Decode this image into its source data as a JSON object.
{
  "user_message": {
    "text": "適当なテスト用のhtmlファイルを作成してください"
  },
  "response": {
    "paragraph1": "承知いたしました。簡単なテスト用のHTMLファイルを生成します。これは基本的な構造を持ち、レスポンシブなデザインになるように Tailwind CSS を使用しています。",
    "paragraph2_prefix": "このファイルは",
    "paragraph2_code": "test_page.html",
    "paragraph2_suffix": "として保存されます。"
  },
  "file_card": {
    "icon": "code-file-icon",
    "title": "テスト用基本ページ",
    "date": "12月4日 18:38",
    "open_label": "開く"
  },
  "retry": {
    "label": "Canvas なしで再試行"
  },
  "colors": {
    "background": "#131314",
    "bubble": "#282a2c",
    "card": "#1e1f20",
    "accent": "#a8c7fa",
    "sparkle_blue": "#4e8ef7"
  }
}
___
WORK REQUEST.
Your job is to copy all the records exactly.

RESPONSE.
Decode this image into its source data as a JSON object.
{
  "user_message": {
    "text": "適当なテスト用のhtmlファイルを作成してください"
  },
  "response": {
    "paragraph1": "承知いたしました。簡単なテスト用のHTMLファイルを生成します。これは基本的な構造を持ち、レスポンシブなデザインになるように Tailwind CSS を使用しています。",
    "paragraph2_prefix": "このファイルは",
    "paragraph2_code": "test_page.html",
    "paragraph2_suffix": "として保存されます。"
  },
  "file_card": {
    "icon": "code-file-icon",
    "title": "テスト用基本ページ",
    "date": "12月4日 18:38",
    "open_label": "開く"
  },
  "retry": {
    "label": "Canvas なしで再試行"
  },
  "colors": {
    "background": "#131314",
    "bubble": "#282a2c",
    "card": "#1e1f20",
    "accent": "#a8c7fa",
    "sparkle_blue": "#4e8ef7"
  }
}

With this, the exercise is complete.